From the entries below, return every line that includes the word "file".

=====

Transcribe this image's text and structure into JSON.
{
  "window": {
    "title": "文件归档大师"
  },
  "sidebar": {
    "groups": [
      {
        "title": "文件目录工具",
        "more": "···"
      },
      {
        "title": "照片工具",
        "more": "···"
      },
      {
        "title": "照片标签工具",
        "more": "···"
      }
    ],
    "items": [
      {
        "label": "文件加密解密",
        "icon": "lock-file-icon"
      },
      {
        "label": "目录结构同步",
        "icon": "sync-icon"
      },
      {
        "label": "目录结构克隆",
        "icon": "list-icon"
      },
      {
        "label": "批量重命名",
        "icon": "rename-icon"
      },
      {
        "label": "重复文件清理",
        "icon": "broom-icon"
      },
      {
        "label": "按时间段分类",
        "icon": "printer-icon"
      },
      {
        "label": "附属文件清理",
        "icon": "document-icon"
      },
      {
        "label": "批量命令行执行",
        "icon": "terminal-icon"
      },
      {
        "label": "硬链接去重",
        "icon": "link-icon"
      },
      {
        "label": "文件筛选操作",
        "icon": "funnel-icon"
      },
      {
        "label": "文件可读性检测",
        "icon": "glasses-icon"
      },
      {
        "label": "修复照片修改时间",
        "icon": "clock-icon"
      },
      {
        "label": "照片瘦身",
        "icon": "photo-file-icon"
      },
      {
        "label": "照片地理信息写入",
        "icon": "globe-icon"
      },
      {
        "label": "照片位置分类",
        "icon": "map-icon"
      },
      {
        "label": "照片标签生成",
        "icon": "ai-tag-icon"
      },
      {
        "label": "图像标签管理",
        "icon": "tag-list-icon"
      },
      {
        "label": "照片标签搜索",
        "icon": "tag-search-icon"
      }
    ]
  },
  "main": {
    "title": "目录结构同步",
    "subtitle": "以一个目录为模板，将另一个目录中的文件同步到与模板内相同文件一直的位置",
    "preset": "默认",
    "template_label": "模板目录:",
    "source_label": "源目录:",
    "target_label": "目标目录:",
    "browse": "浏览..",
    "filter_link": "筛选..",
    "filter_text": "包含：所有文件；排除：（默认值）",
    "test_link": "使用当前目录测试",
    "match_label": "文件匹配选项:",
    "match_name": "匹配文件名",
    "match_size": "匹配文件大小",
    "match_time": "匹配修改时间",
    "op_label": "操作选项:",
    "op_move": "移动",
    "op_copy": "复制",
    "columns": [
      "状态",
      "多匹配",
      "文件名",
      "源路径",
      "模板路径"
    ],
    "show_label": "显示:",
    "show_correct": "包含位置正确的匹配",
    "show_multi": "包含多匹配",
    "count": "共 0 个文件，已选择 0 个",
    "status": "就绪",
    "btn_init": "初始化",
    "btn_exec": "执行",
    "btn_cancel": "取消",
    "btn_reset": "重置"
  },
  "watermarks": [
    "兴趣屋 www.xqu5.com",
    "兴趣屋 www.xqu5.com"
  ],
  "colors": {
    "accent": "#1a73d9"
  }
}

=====

» Response to this task:
        "icon": "lock-file-icon"
        "icon": "photo-file-icon"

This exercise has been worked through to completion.